- Provide clear career paths for existing employees
- Post jobs internally
- Ensure recruiter access to the internal labor pool
It’s ironic: A company’s strongest job candidates may already be under its roof. These internal candidates are trusted, talented employees who have already been through the organization’s performance management system. They are higher performers, more adaptable, and less expensive to find and place in new jobs than are external candidates. And yet, most companies are ignoring them—and, worse, losing them to competitors.
How can this situation be remedied? We offer three suggestions for our readers and will explore them in more detail in the year ahead:
- Adopt internal mobility as a principle of organizational culture. Internal mobility is tricky. Employees who try to identify new roles within their companies can find themselves navigating a maze in which a wrong step can harm their career prospects. For example, trying to find a new job can suggest dissatisfaction with their current position, and finding a new job can leave their current boss and colleagues in the lurch. Sometimes, it’s easier to leave a company altogether than move around within it.
To support internal mobility, companies will first need to destigmatize it. To do that, they should create and champion cultural tenets to support career mobility for every employee. Such a culture would properly value the enhanced skills, engagement levels, and networks that accrue to employees—and their employers—when internal mobility is encouraged. Also, it would discourage talent-hoarding by managers.
- Create accessible paths to internal talent. We’ve heard far too many stories of talent acquisition (TA) professionals diligently searching external talent pools and discovering the perfect candidate, who turns out to be a company employee, for them to all be untrue. These incidents occur because most companies don’t provide the TA function with access to existing employees.
Companies need to include employees in a passive talent pool, so that recruiters can search internally, as well as externally, for the best job candidates.
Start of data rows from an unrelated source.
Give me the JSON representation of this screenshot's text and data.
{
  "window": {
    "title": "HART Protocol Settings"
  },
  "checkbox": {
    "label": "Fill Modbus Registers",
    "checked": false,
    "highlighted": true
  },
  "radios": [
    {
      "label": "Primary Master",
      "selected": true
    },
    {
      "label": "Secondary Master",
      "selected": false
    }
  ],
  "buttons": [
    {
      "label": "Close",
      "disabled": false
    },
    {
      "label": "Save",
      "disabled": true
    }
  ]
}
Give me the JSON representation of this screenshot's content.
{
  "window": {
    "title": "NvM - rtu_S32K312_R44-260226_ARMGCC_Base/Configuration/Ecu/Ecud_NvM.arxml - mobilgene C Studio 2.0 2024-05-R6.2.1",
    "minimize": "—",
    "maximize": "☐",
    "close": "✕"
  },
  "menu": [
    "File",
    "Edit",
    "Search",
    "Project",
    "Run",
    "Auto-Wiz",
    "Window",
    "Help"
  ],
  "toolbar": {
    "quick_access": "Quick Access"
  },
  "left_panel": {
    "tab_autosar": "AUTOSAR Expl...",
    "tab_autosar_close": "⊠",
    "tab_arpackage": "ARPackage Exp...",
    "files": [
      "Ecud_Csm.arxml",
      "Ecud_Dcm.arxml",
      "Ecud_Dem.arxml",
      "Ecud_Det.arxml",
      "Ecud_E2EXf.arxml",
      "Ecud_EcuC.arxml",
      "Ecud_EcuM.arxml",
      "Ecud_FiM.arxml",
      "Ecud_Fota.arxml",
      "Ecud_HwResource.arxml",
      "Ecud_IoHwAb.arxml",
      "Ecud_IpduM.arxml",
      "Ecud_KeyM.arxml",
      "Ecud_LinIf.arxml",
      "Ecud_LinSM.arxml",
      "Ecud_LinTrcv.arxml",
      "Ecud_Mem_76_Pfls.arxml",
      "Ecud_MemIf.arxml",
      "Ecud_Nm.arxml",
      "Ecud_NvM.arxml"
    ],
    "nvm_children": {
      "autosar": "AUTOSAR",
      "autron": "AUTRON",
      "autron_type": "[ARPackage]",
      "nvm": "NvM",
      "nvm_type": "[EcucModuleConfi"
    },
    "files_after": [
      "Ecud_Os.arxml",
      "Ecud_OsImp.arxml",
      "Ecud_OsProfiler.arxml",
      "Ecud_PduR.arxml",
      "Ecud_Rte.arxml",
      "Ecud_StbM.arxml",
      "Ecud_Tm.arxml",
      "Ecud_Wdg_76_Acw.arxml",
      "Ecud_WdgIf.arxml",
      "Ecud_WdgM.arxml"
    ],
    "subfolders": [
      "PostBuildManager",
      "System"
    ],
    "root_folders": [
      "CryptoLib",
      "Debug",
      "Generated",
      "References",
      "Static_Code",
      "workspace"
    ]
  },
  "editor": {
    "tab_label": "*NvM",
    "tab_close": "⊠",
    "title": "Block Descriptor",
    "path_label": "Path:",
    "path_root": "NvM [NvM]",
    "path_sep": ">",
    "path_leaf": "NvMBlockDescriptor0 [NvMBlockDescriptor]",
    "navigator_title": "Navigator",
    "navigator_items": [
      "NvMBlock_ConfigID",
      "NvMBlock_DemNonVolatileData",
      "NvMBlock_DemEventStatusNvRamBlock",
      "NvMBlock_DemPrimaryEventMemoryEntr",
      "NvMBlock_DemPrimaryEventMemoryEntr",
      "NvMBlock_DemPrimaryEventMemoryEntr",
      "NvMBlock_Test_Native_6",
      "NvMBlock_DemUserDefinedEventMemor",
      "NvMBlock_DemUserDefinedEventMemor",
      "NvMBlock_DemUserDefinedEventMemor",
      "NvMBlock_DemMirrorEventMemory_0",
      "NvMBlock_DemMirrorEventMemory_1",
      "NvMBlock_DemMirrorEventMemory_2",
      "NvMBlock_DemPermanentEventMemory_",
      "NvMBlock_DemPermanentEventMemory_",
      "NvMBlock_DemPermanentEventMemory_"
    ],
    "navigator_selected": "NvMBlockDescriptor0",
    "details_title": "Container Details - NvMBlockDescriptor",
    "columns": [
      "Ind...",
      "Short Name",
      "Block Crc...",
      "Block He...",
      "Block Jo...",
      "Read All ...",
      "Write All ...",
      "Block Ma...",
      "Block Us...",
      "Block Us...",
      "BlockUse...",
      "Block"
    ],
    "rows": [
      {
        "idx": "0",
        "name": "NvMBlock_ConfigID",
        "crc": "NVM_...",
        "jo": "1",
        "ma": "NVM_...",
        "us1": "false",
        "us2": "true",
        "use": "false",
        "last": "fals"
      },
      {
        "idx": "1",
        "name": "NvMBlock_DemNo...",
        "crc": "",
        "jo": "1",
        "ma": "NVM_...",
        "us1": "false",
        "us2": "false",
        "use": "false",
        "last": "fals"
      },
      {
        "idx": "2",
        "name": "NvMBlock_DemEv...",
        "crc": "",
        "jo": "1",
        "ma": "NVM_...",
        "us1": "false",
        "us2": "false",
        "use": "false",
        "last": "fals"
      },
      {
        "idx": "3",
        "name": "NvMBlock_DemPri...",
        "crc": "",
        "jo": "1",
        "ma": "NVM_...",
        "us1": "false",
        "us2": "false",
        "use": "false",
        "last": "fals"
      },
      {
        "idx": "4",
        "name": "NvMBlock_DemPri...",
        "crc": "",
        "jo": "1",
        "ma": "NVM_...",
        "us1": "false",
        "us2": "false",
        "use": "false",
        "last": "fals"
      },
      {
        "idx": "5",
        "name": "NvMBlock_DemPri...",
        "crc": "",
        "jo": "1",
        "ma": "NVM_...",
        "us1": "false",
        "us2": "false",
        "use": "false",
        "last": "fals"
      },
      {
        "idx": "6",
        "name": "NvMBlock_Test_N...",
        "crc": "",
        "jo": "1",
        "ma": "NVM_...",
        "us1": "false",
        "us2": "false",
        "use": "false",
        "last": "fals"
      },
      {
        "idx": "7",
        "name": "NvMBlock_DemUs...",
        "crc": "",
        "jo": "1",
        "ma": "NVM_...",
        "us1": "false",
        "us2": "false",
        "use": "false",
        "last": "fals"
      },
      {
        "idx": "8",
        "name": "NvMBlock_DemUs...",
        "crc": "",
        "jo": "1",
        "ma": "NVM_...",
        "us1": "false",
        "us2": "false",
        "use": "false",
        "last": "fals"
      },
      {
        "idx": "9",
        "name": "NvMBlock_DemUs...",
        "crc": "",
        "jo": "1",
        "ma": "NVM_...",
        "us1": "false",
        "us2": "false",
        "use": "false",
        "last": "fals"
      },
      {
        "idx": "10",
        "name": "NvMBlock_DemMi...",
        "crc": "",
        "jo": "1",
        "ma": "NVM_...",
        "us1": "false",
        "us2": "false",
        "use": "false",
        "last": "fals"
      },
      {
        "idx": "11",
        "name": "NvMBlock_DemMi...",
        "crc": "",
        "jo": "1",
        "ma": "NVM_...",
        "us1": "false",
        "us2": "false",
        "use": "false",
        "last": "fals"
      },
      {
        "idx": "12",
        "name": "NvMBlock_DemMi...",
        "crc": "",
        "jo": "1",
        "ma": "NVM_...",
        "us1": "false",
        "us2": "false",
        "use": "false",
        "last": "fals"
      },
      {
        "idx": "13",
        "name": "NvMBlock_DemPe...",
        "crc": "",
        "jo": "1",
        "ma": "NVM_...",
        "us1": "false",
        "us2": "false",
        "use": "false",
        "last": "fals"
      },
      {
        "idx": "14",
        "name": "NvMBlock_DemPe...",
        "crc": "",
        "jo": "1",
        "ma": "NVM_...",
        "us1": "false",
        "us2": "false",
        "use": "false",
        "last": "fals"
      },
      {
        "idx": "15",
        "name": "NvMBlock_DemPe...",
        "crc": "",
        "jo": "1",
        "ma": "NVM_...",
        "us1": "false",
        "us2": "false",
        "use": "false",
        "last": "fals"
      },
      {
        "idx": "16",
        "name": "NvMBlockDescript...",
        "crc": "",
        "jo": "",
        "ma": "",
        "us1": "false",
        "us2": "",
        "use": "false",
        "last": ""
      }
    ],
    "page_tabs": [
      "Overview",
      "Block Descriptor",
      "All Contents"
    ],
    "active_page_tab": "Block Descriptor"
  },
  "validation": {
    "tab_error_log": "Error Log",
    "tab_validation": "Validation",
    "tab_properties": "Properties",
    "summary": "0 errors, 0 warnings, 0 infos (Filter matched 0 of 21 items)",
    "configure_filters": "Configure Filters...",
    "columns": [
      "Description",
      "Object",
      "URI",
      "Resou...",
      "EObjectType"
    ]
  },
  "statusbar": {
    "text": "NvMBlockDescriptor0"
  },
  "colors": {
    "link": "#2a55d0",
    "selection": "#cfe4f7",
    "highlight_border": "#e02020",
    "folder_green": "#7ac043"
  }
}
Getting employees into the candidate relationship management platform may be challenging, but it’s hard to imagine that employees wouldn’t be happy to create and update their own profiles in return for a shot at new career opportunities.
An even easier way to gain access to internal candidates is to post jobs internally before posting them externally as a matter of policy. This may seem obvious, but a surprising number of companies don’t take this simple step.
- Adopt some internal hiring targets. “What gets measured gets done” is an old saying, but it’s still around because it’s mostly true. So, companies should consider a hiring target for internal mobility.
That said, the quest for internal mobility should not be taken to extremes. Hiring only entry-level people from external sources and moving only current employees up through the organization is a numbing insular prescription for talent and performance. Companies need infusions of external talent at all levels. The secret is to avoid either extreme and to seek a well-considered mix of internal and external hires.
The case for internal mobility is a sound one. It pays off in an enhanced employer brand: Employees want to work for companies that offer them diverse opportunities. Employees can seek engaging work without quitting, and engaged employees are productive employees. And it can benefit companies financially by lowering recruiting costs, reducing new-hire turnover, and improving retention rates.
Every day from January 16 through January 26, Bersin will be sharing perspectives on the most timely, relevant, and interesting developments for HR professionals to watch in 2018. Check back every day, or visit bersin.com on January 29 for a consolidated report with all of the predictions.
 “Are Your Star Employees Slipping Away?” Gallup News / Jim Harter and Amy Adkins, February 24, 2017, http://news.gallup.com/businessjournal/204248/star-employees-slipping-away.aspx.
 “Job Openings and Labor Turnover—February 2017,” U.S. Bureau of Labor Statistics, April 11, 2017, www.bls.gov/news.release/archives/jolts_04112017.htm.
 High-Impact Talent Acquisition, Bersin, Deloitte Consulting LLP / Robin Erickson, PhD, and Denise Moulton, 2018.